* [What needs to be done]
How many separate lines in this material contain the string "value"? Respond with the number alone.

━━━━━━━━━━

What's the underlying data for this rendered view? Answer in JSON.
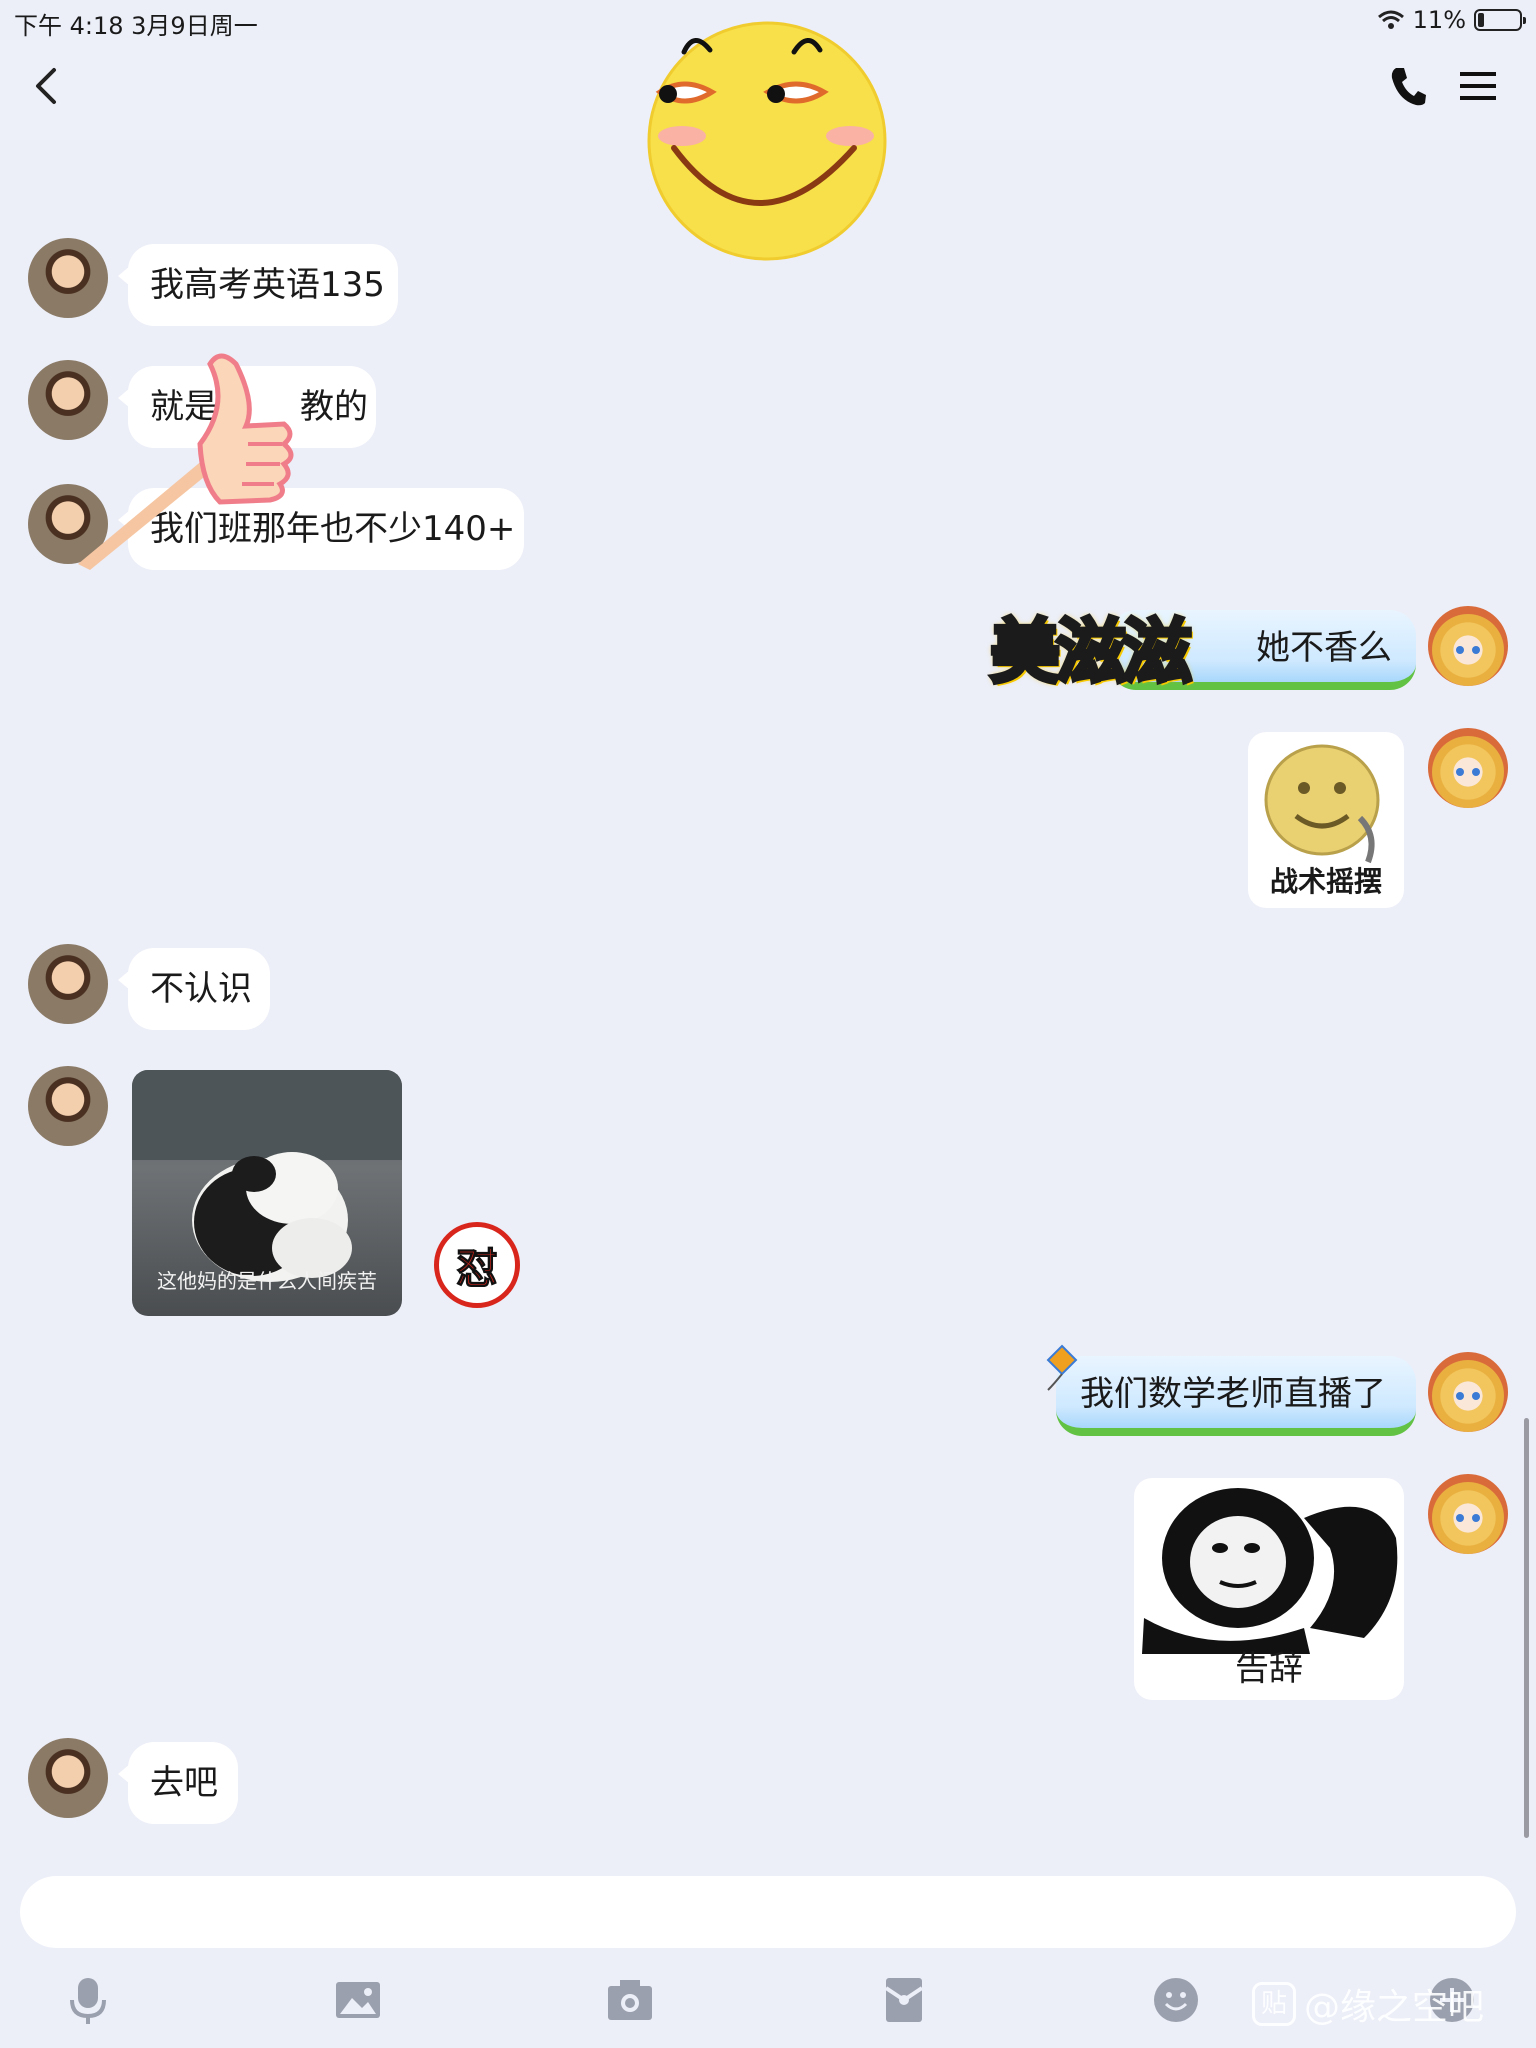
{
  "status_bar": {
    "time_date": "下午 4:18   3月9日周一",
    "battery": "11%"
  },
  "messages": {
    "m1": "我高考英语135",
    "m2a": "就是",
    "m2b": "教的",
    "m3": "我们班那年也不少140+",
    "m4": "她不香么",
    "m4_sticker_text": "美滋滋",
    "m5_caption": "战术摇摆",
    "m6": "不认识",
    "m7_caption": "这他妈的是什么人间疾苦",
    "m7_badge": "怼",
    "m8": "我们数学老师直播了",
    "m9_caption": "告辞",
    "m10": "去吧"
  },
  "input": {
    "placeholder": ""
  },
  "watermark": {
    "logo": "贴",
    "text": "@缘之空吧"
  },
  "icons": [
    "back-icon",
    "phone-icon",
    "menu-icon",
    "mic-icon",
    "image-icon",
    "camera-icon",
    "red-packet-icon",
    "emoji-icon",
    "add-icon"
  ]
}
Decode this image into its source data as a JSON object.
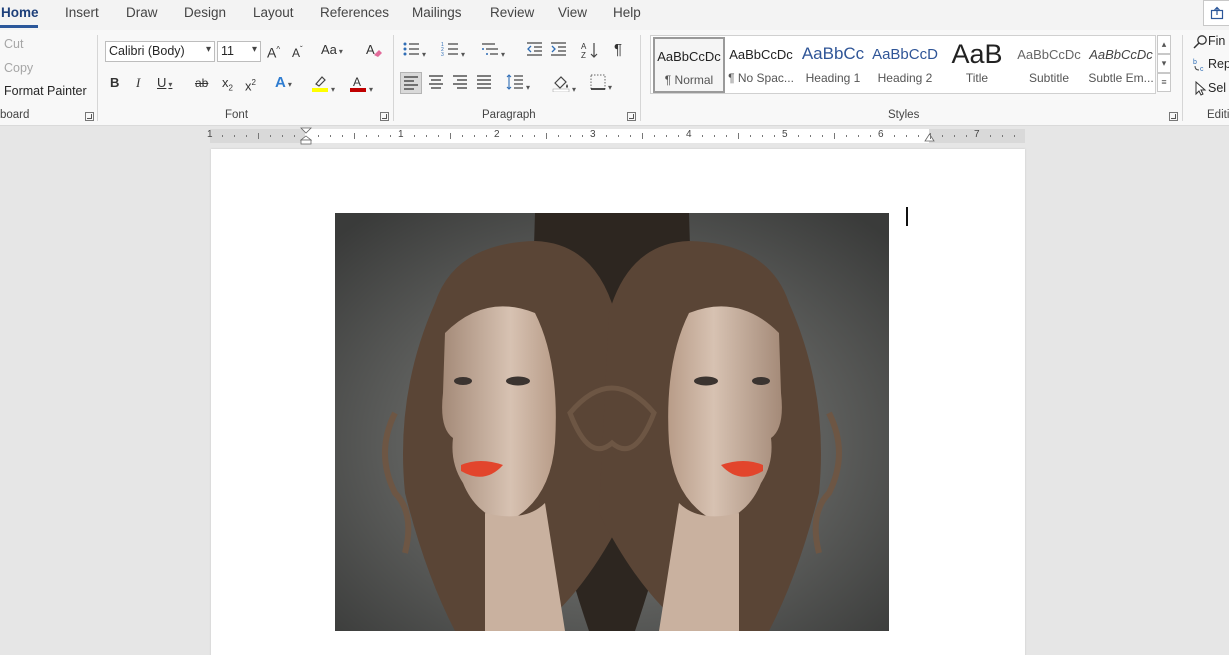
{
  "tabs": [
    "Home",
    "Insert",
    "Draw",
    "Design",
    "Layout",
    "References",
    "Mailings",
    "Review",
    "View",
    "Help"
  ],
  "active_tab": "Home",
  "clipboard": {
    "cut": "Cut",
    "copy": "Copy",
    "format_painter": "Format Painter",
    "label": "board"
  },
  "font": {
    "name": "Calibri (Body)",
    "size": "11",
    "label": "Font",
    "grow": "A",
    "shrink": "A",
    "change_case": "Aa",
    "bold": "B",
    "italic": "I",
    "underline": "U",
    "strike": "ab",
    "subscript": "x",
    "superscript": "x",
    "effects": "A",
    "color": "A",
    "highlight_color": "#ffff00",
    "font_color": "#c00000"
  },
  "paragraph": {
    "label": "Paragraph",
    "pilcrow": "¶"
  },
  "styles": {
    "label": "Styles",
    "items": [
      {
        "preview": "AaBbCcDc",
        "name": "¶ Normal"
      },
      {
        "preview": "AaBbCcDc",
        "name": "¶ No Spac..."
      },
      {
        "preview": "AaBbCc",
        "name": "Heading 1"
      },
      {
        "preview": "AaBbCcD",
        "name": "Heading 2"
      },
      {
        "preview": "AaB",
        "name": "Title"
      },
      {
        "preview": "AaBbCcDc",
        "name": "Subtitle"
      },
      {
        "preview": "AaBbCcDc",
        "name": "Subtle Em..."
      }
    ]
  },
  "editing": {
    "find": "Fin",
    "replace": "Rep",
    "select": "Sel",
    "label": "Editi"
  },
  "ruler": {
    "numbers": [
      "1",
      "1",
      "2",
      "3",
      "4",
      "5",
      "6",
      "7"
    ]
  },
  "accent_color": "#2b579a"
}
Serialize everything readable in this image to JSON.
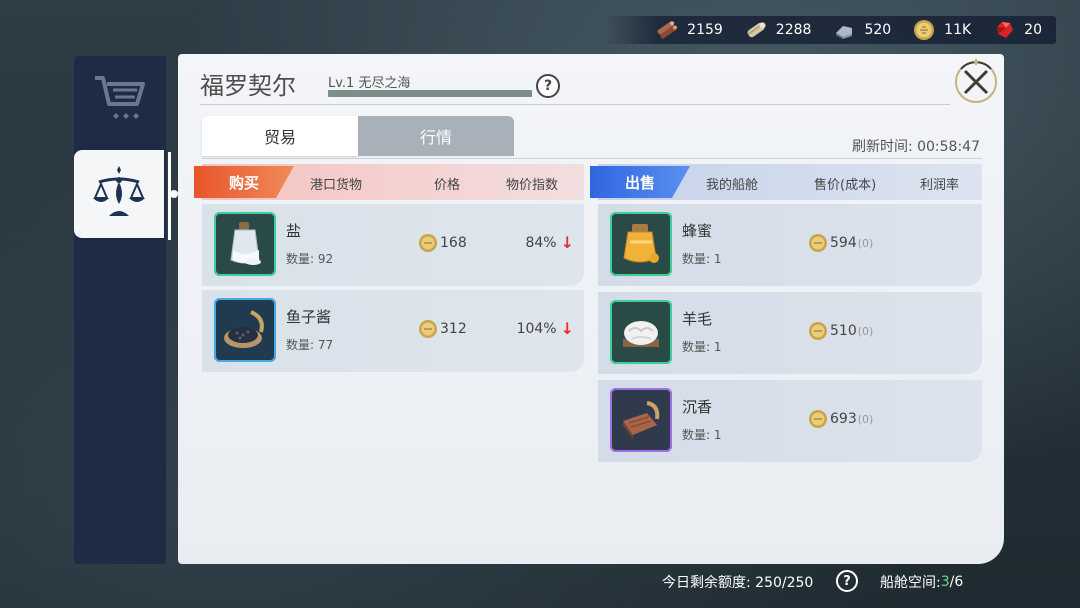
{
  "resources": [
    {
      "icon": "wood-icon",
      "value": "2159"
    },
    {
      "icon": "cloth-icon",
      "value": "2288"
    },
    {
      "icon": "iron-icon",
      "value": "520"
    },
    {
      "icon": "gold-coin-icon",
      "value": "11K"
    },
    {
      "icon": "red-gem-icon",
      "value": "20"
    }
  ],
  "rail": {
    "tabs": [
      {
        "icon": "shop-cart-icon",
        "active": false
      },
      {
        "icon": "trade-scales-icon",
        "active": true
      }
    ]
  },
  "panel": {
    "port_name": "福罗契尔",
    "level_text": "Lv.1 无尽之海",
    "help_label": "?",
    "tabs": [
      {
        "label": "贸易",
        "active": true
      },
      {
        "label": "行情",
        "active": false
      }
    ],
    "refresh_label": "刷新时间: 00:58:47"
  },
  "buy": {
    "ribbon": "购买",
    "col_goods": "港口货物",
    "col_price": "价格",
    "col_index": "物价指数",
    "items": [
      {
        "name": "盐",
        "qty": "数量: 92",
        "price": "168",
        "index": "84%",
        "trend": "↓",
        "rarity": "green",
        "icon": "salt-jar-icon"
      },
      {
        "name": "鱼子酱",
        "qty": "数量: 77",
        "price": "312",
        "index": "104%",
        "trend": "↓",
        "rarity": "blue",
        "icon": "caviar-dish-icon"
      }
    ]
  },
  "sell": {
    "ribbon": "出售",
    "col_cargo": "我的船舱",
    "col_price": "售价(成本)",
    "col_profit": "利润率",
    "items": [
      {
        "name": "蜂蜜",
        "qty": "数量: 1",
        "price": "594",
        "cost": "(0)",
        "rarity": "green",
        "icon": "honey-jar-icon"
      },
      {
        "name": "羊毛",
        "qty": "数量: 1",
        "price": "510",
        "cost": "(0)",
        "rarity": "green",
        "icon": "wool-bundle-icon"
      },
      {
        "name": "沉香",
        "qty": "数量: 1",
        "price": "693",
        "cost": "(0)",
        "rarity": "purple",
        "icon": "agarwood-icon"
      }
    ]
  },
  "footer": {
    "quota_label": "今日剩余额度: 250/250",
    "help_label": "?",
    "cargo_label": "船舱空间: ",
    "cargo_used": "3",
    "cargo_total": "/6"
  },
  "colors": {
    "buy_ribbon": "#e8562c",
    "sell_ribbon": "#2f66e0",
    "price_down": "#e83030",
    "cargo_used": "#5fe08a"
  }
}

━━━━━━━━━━

* [Result below]
5